Without leaving out a single line, restate the entries below exactly.

● ● ●

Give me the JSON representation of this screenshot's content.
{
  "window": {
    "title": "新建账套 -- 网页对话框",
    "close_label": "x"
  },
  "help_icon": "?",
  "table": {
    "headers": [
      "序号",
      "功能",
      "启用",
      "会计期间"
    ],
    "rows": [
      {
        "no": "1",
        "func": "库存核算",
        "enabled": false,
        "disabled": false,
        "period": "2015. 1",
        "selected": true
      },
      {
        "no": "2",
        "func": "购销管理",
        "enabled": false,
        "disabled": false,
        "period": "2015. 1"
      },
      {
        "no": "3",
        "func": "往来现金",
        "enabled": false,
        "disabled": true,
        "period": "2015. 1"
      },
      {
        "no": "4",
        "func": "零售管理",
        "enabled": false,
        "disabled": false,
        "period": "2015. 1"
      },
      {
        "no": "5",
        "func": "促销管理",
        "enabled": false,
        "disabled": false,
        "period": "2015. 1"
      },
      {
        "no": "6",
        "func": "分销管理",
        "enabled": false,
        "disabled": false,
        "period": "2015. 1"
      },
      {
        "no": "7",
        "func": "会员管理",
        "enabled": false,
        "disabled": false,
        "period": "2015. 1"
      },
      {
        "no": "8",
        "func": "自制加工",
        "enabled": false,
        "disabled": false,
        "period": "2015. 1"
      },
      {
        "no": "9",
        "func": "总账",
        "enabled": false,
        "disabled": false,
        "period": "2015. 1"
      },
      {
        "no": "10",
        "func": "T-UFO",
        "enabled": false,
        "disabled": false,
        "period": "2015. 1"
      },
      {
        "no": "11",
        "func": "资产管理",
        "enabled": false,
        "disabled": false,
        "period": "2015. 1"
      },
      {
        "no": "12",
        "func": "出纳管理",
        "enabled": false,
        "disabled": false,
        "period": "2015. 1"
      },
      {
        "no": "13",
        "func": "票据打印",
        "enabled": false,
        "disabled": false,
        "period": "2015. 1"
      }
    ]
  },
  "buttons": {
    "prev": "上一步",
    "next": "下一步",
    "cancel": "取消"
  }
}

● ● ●

Result of the exercise:
Give me the JSON representation of this screenshot's content.
{
  "window": {
    "title": "新建账套 -- 网页对话框",
    "close_label": "x"
  },
  "help_icon": "?",
  "table": {
    "headers": [
      "序号",
      "功能",
      "启用",
      "会计期间"
    ],
    "rows": [
      {
        "no": "1",
        "func": "库存核算",
        "enabled": false,
        "disabled": false,
        "period": "2015. 1",
        "selected": true
      },
      {
        "no": "2",
        "func": "购销管理",
        "enabled": false,
        "disabled": false,
        "period": "2015. 1"
      },
      {
        "no": "3",
        "func": "往来现金",
        "enabled": false,
        "disabled": true,
        "period": "2015. 1"
      },
      {
        "no": "4",
        "func": "零售管理",
        "enabled": false,
        "disabled": false,
        "period": "2015. 1"
      },
      {
        "no": "5",
        "func": "促销管理",
        "enabled": false,
        "disabled": false,
        "period": "2015. 1"
      },
      {
        "no": "6",
        "func": "分销管理",
        "enabled": false,
        "disabled": false,
        "period": "2015. 1"
      },
      {
        "no": "7",
        "func": "会员管理",
        "enabled": false,
        "disabled": false,
        "period": "2015. 1"
      },
      {
        "no": "8",
        "func": "自制加工",
        "enabled": false,
        "disabled": false,
        "period": "2015. 1"
      },
      {
        "no": "9",
        "func": "总账",
        "enabled": false,
        "disabled": false,
        "period": "2015. 1"
      },
      {
        "no": "10",
        "func": "T-UFO",
        "enabled": false,
        "disabled": false,
        "period": "2015. 1"
      },
      {
        "no": "11",
        "func": "资产管理",
        "enabled": false,
        "disabled": false,
        "period": "2015. 1"
      },
      {
        "no": "12",
        "func": "出纳管理",
        "enabled": false,
        "disabled": false,
        "period": "2015. 1"
      },
      {
        "no": "13",
        "func": "票据打印",
        "enabled": false,
        "disabled": false,
        "period": "2015. 1"
      }
    ]
  },
  "buttons": {
    "prev": "上一步",
    "next": "下一步",
    "cancel": "取消"
  }
}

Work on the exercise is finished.